§ **What is required**:
Show every line in the entries below where the word "true" appears.
[Start of Attachment]
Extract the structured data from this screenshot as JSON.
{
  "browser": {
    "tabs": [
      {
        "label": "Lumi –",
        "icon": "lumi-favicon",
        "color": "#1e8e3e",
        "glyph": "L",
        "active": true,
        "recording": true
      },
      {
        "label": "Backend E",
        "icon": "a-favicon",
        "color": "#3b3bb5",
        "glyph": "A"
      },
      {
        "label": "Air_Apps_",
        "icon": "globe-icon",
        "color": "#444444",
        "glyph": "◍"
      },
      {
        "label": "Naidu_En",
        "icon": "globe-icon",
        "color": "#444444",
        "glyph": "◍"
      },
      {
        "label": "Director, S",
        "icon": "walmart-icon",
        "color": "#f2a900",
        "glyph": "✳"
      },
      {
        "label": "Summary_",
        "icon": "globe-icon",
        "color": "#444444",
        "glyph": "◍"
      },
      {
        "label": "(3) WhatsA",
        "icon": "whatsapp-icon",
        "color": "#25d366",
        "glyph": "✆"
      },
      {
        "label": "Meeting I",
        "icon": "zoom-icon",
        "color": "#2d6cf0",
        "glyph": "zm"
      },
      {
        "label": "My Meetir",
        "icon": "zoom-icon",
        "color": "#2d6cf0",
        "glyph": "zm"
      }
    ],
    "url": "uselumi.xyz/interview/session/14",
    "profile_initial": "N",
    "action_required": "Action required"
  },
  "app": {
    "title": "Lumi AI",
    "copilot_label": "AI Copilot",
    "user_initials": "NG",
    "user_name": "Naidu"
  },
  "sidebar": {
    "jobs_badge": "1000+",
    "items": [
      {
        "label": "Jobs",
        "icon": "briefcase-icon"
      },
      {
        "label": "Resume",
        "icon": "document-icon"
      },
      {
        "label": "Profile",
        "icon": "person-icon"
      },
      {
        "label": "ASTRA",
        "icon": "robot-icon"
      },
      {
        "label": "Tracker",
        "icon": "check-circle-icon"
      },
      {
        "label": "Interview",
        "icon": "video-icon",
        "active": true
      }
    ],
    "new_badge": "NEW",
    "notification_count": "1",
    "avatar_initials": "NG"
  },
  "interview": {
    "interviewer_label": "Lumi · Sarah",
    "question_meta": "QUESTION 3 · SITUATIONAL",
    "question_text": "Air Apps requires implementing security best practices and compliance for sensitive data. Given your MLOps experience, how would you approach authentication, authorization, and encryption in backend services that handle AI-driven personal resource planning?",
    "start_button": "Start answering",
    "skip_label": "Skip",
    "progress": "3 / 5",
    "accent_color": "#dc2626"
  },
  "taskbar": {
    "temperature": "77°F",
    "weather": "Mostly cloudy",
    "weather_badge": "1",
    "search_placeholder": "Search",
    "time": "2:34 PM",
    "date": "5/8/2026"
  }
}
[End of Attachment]
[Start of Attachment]
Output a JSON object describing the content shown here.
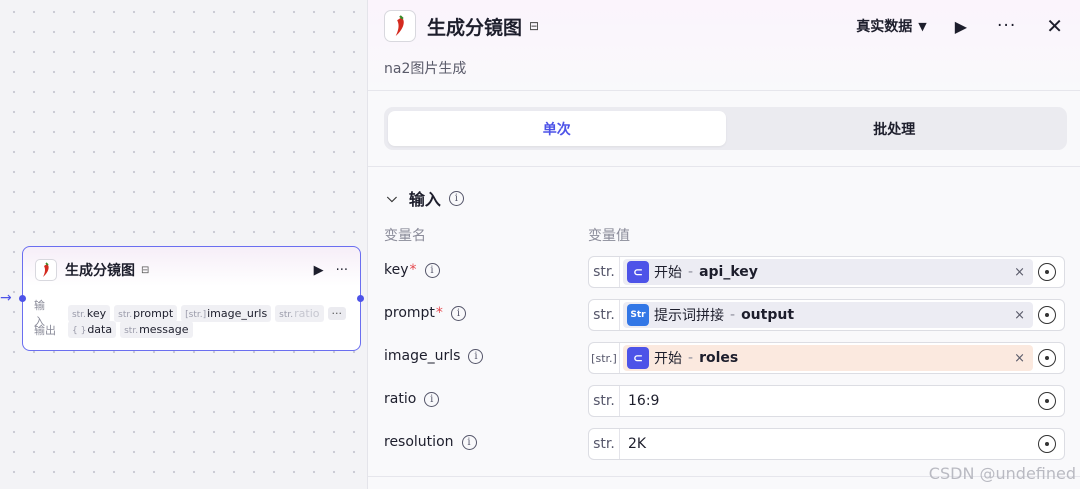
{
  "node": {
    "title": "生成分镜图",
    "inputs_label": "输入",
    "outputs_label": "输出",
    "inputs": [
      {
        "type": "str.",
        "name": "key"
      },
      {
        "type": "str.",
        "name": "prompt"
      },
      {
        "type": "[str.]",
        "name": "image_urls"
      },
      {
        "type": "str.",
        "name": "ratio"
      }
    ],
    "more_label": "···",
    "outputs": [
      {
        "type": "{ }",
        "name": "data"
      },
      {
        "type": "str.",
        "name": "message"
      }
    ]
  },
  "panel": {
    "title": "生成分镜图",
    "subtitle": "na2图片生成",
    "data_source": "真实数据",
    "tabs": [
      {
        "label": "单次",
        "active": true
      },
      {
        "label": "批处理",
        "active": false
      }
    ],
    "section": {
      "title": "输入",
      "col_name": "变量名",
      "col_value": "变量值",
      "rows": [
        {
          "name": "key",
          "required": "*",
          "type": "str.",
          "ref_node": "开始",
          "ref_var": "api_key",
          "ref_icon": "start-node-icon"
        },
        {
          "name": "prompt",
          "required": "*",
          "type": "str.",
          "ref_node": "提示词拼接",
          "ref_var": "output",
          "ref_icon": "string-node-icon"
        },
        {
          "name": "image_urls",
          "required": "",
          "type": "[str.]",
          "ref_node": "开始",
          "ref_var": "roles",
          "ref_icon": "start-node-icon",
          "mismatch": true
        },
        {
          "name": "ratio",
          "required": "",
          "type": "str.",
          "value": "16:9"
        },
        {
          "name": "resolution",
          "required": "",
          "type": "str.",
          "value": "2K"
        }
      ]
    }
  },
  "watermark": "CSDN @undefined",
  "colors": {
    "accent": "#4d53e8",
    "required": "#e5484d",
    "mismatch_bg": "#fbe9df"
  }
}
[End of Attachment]
§ **Solution**:
        "active": true,
        "recording": true
        "active": true
        "active": true
          "mismatch": true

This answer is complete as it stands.